Your instructions: Find how many lines in the data below mention "title". Give the number only.

Supplied records:
──────

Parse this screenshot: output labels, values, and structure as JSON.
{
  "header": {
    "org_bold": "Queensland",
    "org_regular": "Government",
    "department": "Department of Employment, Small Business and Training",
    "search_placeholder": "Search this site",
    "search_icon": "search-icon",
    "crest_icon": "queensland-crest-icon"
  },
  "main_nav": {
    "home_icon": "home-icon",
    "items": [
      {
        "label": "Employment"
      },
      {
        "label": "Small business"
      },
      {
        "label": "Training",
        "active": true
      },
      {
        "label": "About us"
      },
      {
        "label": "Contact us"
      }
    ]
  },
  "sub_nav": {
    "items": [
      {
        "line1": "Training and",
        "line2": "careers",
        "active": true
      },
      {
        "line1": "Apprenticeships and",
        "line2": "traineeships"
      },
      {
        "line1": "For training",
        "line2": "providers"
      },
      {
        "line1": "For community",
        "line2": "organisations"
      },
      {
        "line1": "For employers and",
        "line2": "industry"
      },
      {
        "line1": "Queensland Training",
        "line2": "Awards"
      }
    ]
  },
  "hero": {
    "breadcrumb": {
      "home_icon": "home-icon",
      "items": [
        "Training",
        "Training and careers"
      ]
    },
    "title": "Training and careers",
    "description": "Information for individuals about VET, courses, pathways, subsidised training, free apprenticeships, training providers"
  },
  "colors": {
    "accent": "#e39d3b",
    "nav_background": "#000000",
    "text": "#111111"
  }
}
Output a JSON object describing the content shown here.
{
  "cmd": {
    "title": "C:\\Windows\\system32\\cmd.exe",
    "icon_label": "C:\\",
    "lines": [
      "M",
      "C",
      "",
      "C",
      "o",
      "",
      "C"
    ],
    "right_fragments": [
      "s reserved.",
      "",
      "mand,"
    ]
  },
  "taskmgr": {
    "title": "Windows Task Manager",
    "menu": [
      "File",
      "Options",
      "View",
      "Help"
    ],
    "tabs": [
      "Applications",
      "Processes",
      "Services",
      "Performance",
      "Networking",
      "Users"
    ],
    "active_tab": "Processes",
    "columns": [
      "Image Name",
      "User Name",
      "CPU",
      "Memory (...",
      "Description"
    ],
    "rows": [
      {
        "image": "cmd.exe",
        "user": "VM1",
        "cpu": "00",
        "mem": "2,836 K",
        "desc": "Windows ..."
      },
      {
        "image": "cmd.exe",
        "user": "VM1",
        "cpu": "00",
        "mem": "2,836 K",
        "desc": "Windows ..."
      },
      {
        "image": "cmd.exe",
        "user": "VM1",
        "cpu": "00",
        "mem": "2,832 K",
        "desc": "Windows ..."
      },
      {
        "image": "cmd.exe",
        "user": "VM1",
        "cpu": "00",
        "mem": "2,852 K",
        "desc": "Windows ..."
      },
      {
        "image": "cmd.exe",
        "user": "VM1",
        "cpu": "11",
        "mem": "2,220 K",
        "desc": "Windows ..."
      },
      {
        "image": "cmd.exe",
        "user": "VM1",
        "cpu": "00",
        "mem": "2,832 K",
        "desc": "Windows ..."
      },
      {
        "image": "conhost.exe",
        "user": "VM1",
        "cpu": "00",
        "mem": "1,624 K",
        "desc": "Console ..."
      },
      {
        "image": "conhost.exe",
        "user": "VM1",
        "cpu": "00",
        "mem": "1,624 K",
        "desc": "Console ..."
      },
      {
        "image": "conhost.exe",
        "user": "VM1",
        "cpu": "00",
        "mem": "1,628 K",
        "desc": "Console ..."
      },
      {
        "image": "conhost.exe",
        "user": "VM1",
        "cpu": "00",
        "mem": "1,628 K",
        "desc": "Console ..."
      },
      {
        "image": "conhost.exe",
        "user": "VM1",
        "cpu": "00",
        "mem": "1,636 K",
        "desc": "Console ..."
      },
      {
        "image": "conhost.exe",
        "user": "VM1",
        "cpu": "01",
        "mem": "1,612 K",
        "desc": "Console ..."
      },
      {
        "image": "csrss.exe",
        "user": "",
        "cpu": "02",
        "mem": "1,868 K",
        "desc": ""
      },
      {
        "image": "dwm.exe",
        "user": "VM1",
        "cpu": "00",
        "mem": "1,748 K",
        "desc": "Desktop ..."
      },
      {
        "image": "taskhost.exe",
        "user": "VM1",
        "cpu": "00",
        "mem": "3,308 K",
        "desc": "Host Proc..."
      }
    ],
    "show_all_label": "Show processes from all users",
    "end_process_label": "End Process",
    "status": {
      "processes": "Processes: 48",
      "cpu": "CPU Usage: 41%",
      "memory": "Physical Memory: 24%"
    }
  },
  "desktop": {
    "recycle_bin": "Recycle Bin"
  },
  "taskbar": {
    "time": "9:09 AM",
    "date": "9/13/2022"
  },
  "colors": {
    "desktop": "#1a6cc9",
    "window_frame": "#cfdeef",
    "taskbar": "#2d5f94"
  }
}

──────

Response to the exercise: 3